# TASK DESCRIPTION
Below are the entries; count the lines in them that contain the word "européen" and give only the number.

# RECORDS FOR THE TASK
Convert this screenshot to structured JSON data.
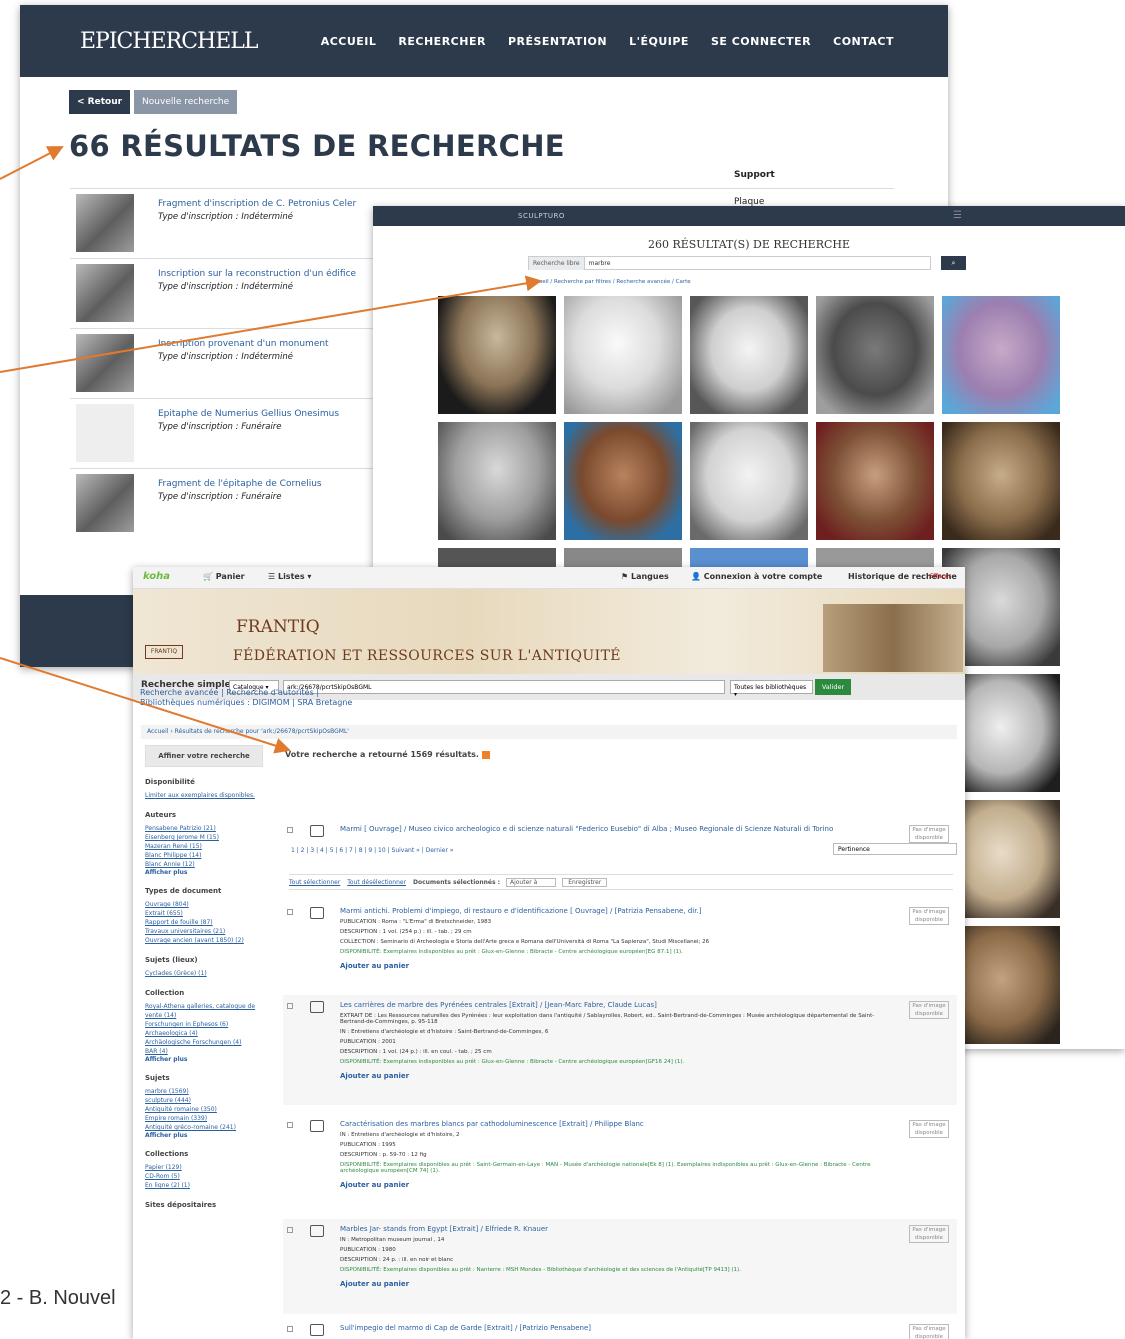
{
  "window1": {
    "logo": "EPICHERCHELL",
    "menu": [
      "ACCUEIL",
      "RECHERCHER",
      "PRÉSENTATION",
      "L'ÉQUIPE",
      "SE CONNECTER",
      "CONTACT"
    ],
    "back_label": "< Retour",
    "new_search_label": "Nouvelle recherche",
    "heading": "66 RÉSULTATS DE RECHERCHE",
    "support_header": "Support",
    "support_value": "Plaque",
    "rows": [
      {
        "title": "Fragment d'inscription de C. Petronius Celer",
        "type": "Type d'inscription : Indéterminé"
      },
      {
        "title": "Inscription sur la reconstruction d'un édifice",
        "type": "Type d'inscription : Indéterminé"
      },
      {
        "title": "Inscription provenant d'un monument",
        "type": "Type d'inscription : Indéterminé"
      },
      {
        "title": "Epitaphe de Numerius Gellius Onesimus",
        "type": "Type d'inscription : Funéraire"
      },
      {
        "title": "Fragment de l'épitaphe de Cornelius",
        "type": "Type d'inscription : Funéraire"
      }
    ]
  },
  "window2": {
    "brand": "SCULPTURO",
    "title": "260 RÉSULTAT(S) DE RECHERCHE",
    "search_label": "Recherche libre",
    "search_value": "marbre",
    "crumbs": "Accueil / Recherche par filtres / Recherche avancée / Carte"
  },
  "window3": {
    "topbar": {
      "brand": "koha",
      "cart": "Panier",
      "lists": "Listes",
      "languages": "Langues",
      "login": "Connexion à votre compte",
      "history": "Historique de recherche",
      "clear": "Effacer"
    },
    "banner_title": "FRANTIQ",
    "banner_subtitle": "FÉDÉRATION ET RESSOURCES SUR L'ANTIQUITÉ",
    "simple_search": "Recherche simple",
    "catalog_select": "Catalogue",
    "query": "ark:/26678/pcrtSkipOsBGML",
    "libraries_select": "Toutes les bibliothèques",
    "submit": "Valider",
    "links_line1": "Recherche avancée | Recherche d'autorités |",
    "links_line2": "Bibliothèques numériques : DIGIMOM | SRA Bretagne",
    "breadcrumb": "Accueil › Résultats de recherche pour 'ark:/26678/pcrtSkipOsBGML'",
    "refine": "Affiner votre recherche",
    "result_count": "Votre recherche a retourné 1569 résultats.",
    "sort": "Pertinence",
    "pages": [
      "1",
      "2",
      "3",
      "4",
      "5",
      "6",
      "7",
      "8",
      "9",
      "10",
      "Suivant »",
      "Dernier »"
    ],
    "select_all": "Tout sélectionner",
    "deselect_all": "Tout désélectionner",
    "selected_docs": "Documents sélectionnés :",
    "add_to": "Ajouter à",
    "save": "Enregistrer",
    "facets": {
      "availability_h": "Disponibilité",
      "availability_link": "Limiter aux exemplaires disponibles.",
      "authors_h": "Auteurs",
      "authors": [
        "Pensabene Patrizio (21)",
        "Eisenberg Jerome M (15)",
        "Mazeran René (15)",
        "Blanc Philippe (14)",
        "Blanc Annie (12)"
      ],
      "doctypes_h": "Types de document",
      "doctypes": [
        "Ouvrage (804)",
        "Extrait (655)",
        "Rapport de fouille (87)",
        "Travaux universitaires (21)",
        "Ouvrage ancien (avant 1850) (2)"
      ],
      "places_h": "Sujets (lieux)",
      "places": [
        "Cyclades (Grèce) (1)"
      ],
      "collection_h": "Collection",
      "collection": [
        "Royal-Athena galleries, catalogue de vente (14)",
        "Forschungen in Ephesos (6)",
        "Archaeologica (4)",
        "Archäologische Forschungen (4)",
        "BAR (4)"
      ],
      "subjects_h": "Sujets",
      "subjects": [
        "marbre (1569)",
        "sculpture (444)",
        "Antiquité romaine (350)",
        "Empire romain (339)",
        "Antiquité gréco-romaine (241)"
      ],
      "collections_h": "Collections",
      "collections": [
        "Papier (129)",
        "CD-Rom (5)",
        "En ligne (2) (1)"
      ],
      "sites_h": "Sites dépositaires",
      "show_more": "Afficher plus"
    },
    "records": [
      {
        "title": "Marmi [ Ouvrage] / Museo civico archeologico e di scienze naturali \"Federico Eusebio\" di Alba ; Museo Regionale di Scienze Naturali di Torino",
        "lines": [],
        "cart": ""
      },
      {
        "title": "Marmi antichi. Problemi d'impiego, di restauro e d'identificazione [ Ouvrage] / [Patrizia Pensabene, dir.]",
        "lines": [
          "PUBLICATION : Roma : \"L'Erma\" di Bretschneider, 1983",
          "DESCRIPTION : 1 vol. (254 p.) : ill. - tab. ; 29 cm",
          "COLLECTION : Seminario di Archeologia e Storia dell'Arte greca e Romana dell'Università di Roma \"La Sapienza\", Studi Miscellanei; 26",
          "DISPONIBILITÉ: Exemplaires indisponibles au prêt : Glux-en-Glenne : Bibracte - Centre archéologique européen[EG 87:1] (1)."
        ],
        "cart": "Ajouter au panier"
      },
      {
        "title": "Les carrières de marbre des Pyrénées centrales [Extrait] / [Jean-Marc Fabre, Claude Lucas]",
        "lines": [
          "EXTRAIT DE : Les Ressources naturelles des Pyrénées : leur exploitation dans l'antiquité / Sablayrolles, Robert, ed.. Saint-Bertrand-de-Comminges : Musée archéologique départemental de Saint-Bertrand-de-Comminges, p. 95-118",
          "IN : Entretiens d'archéologie et d'histoire : Saint-Bertrand-de-Comminges, 6",
          "PUBLICATION : 2001",
          "DESCRIPTION : 1 vol. (24 p.) : ill. en coul. - tab. ; 25 cm",
          "DISPONIBILITÉ: Exemplaires indisponibles au prêt : Glux-en-Glenne : Bibracte - Centre archéologique européen[GF16 24] (1)."
        ],
        "cart": "Ajouter au panier"
      },
      {
        "title": "Caractérisation des marbres blancs par cathodoluminescence [Extrait] / Philippe Blanc",
        "lines": [
          "IN : Entretiens d'archéologie et d'histoire, 2",
          "PUBLICATION : 1995",
          "DESCRIPTION : p. 59-70 : 12 fig",
          "DISPONIBILITÉ: Exemplaires disponibles au prêt : Saint-Germain-en-Laye : MAN - Musée d'archéologie nationale[Ek 8] (1). Exemplaires indisponibles au prêt : Glux-en-Glenne : Bibracte - Centre archéologique européen[CM 74] (1)."
        ],
        "cart": "Ajouter au panier"
      },
      {
        "title": "Marbles Jar- stands from Egypt [Extrait] / Elfriede R. Knauer",
        "lines": [
          "IN : Metropolitan museum journal , 14",
          "PUBLICATION : 1980",
          "DESCRIPTION : 24 p. : ill. en noir et blanc",
          "DISPONIBILITÉ: Exemplaires disponibles au prêt : Nanterre : MSH Mondes - Bibliothèque d'archéologie et des sciences de l'Antiquité[TP 9413] (1)."
        ],
        "cart": "Ajouter au panier"
      },
      {
        "title": "Sull'impegio del marmo di Cap de Garde [Extrait] / [Patrizio Pensabene]",
        "lines": [],
        "cart": ""
      }
    ],
    "no_image": "Pas d'image disponible"
  },
  "footer": "2 - B. Nouvel",
  "colors": {
    "navy": "#2d3a4b",
    "arrow": "#e07a2e",
    "link": "#2a5fa0",
    "green": "#2b8a3e"
  }
}
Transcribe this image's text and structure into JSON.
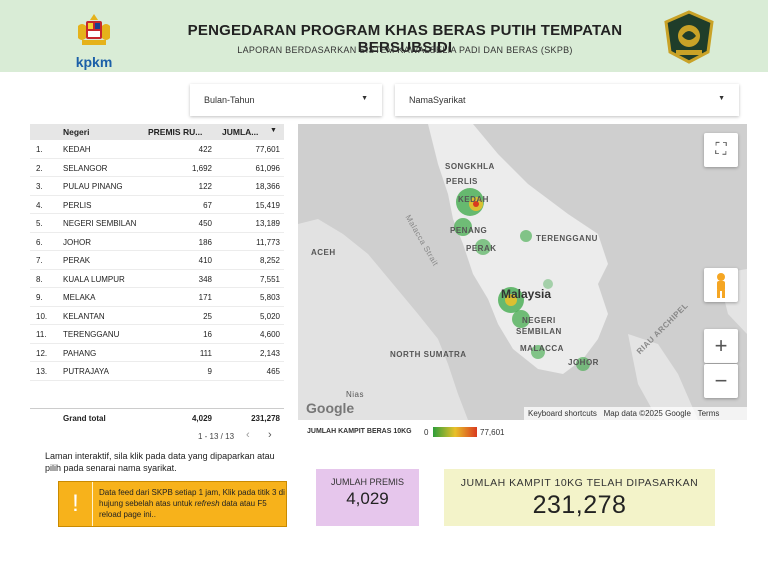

# FINISHED TASK
3